    Marginal Streets project aims to document voters in the run-up to the General Election

    Marginal Streets project documents voters

    Independent photographers Joseph Fox and Orlando Gili are uploading two portraits of constituents to their website for each day of the campaign
    Game of Thrones: Visit the real-life kingdom of Westeros to see where violent history ends and telly tourism begins

    The real-life kingdom of Westeros

    Is there something a little uncomfortable about Game of Thrones shooting in Northern Ireland?
    How to survive a social-media mauling, by the tough women of Twitter

    How to survive a Twitter mauling

    Mary Beard, Caroline Criado-Perez, Louise Mensch, Bunny La Roche and Courtney Barrasford reveal how to trounce the trolls
    Gallipoli centenary: At dawn, the young remember the young who perished in one of the First World War's bloodiest battles

    At dawn, the young remember the young

    A century ago, soldiers of the Empire – many no more than boys – spilt on to Gallipoli’s beaches. On this 100th Anzac Day, there are personal, poetic tributes to their sacrifice
    Dissent is slowly building against the billions spent on presidential campaigns – even among politicians themselves

    Follow the money as never before

    Dissent is slowly building against the billions spent on presidential campaigns – even among politicians themselves, reports Rupert Cornwell
    Samuel West interview: The actor and director on austerity, unionisation, and not mentioning his famous parents

    Samuel West interview

    The actor and director on austerity, unionisation, and not mentioning his famous parents
    General Election 2015: Imagine if the leading political parties were fashion labels

    Imagine if the leading political parties were fashion labels

    Fashion editor, Alexander Fury, on what the leaders' appearances tell us about them
    Phumzile Mlambo-Ngcuka: Home can be the unsafest place for women

    Phumzile Mlambo-Ngcuka: Home can be the unsafest place for women

    The architect of the HeForShe movement and head of UN Women on the world's failure to combat domestic violence
    Public relations as 'art'? Surely not

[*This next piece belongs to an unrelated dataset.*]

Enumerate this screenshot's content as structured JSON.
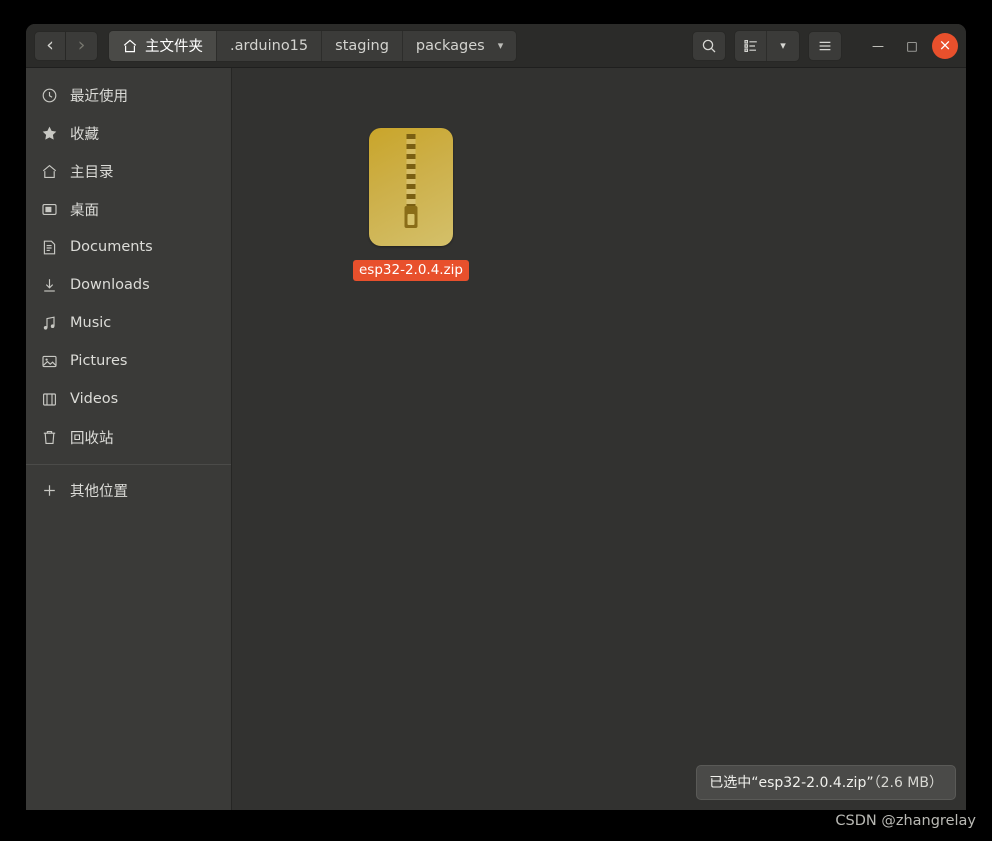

    Confessions of a former PR man

    The 'art' of public relations is being celebrated by the V&A museum, triggering some happy memories for DJ Taylor
    Bill Granger recipes: Our chef succumbs to his sugar cravings with super-luxurious sweet treats

    Bill Granger's luxurious sweet treats

    Our chef loves to stop for 30 minutes to catch up on the day's gossip, while nibbling on something sweet
    London Marathon 2015: Paula Radcliffe and the mother of all goodbyes

    The mother of all goodbyes

    Paula Radcliffe's farewell to the London Marathon will be a family affair
    Everton vs Manchester United: Steven Naismith demands 'better' if Toffees are to upset the odds against United

    Steven Naismith: 'We know we must do better'

    The Everton forward explains the reasons behind club's decline this season
    Arsenal vs Chelsea: Praise to Arsene Wenger for having the courage of his convictions

    Michael Calvin's Last Word

    Praise to Wenger for having the courage of his convictions